Over the 10-hour period, it is recommended that you express milk three times..
Is it OK to just pump and not breastfeed?
It’s absolutely OK to pump your breast milk and give it to your baby in a bottle. … Pumping is a great way to provide your child with your breast milk without putting them to the breast. Here’s what you need to know about pumping for your baby.
How many ounces should I be pumping?
If you’re exclusively pumping, on average, you should try maintain full milk production of about 25-35 oz. (750-1,035 mL) per 24 hours. It may take some time to achieve this target, do not worry about hitting this on day one!
When can I stop pumping every 3 hours?
For A Newborn Newborns typically nurse 8-12 times within a 24 hour period. So, pump at least every two hours, no longer than three, until supply is well established (1). Pumping whenever your baby eats is the best way to ensure you are mimicking nursing.
How much milk should I pump every 3 hours?
How Much Breast Milk to Pump. After the first week, you should be able to pump two to three ounces every two to three hours, or about 24 ounces in a 24 hour period. You would need to double this amount if you have twins, triple it for triplets, etc.
Is it OK to pump every 4 hours?
Most experts suggest it is best if mom can come close to matching what the normal nursing baby would do at the breast, and recommend she pump about every two hours, not going longer than three hours between sessions. … If mom can at least get one pump in during this time, it will really help.
How much milk should I be producing when exclusively pumping?
On average, after an exclusively breastfeeding mother has practiced with her pump and it’s working well for her, she can expect to pump: About half a feeding if she is pumping between regular feedings (after about one month, this would be about 1.5 to 2 ounces (45-60 mL)
Do breasts need time to refill?
Despite views to the contrary, breasts are never truly empty. Milk is actually produced nonstop—before, during, and after feedings—so there’s no need to wait between feedings for your breasts to refill. In fact, a long gap between feedings actually signals your breasts to make less, not more, milk.
Can you put milk from both breasts in one bottle?
If you pumped both breasts at once and the total amount of milk will fill one bottle no more than two-thirds full, you may combine the contents in one bottle by carefully pouring the milk from one sterile container into the other. Don’t combine milk from different pumping sessions when pumping for a high-risk baby.
Is pumping for 30 minutes too long?

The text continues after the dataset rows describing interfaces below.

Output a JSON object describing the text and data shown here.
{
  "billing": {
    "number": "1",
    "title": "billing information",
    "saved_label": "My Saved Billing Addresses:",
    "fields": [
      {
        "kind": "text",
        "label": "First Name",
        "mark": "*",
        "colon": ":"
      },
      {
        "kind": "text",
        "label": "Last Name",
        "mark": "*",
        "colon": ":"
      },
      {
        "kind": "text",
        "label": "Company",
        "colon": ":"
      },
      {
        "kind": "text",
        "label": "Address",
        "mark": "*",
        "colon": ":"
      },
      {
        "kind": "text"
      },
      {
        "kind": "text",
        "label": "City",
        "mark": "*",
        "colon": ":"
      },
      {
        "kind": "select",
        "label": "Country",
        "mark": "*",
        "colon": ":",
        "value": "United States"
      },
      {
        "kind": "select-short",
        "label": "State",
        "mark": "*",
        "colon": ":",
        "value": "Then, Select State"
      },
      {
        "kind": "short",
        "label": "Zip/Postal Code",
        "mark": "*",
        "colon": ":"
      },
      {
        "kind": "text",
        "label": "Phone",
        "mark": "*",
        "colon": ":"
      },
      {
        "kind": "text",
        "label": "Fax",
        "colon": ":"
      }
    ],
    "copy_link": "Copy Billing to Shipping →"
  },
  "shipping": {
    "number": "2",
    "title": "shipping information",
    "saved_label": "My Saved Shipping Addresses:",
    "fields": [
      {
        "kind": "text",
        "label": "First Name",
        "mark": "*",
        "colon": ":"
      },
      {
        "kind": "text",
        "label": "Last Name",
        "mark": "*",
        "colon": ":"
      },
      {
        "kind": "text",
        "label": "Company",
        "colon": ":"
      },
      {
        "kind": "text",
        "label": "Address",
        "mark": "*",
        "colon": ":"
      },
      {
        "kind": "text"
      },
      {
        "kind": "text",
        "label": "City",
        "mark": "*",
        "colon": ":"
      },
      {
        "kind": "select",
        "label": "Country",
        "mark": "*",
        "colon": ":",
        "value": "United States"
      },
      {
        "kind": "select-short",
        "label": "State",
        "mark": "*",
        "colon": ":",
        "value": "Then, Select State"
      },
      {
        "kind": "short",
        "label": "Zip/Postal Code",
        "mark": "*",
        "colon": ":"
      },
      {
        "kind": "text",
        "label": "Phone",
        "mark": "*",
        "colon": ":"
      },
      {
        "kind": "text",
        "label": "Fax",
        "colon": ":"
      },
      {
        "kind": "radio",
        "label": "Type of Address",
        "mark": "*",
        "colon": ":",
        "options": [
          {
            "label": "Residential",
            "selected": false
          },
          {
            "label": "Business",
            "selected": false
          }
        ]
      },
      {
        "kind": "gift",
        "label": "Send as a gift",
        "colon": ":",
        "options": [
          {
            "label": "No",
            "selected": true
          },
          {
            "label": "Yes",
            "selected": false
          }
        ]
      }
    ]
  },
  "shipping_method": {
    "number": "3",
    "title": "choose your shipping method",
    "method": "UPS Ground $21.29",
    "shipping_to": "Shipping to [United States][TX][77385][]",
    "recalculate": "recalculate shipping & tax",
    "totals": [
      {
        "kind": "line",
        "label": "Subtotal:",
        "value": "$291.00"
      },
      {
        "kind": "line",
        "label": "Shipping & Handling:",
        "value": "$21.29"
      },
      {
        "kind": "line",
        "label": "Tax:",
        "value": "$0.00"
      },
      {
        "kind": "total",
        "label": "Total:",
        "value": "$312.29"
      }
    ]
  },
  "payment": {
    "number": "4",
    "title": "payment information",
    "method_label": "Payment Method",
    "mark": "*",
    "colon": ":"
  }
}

However, if you’re at work or replacing a feeding, you may want to pump a little longer than that if it’s necessary to remove the amount of milk you need. If you’re an exclusively pumping mom, it’s probably okay to pump for more than 20-30 minutes.
How long should you pump breast milk per session?
15 minutes3: Time it right For your first breast-pumping session, express for at least 15 minutes. Don’t worry if you don’t collect much milk at first – regular extra suction should soon stimulate your breasts to produce more milk.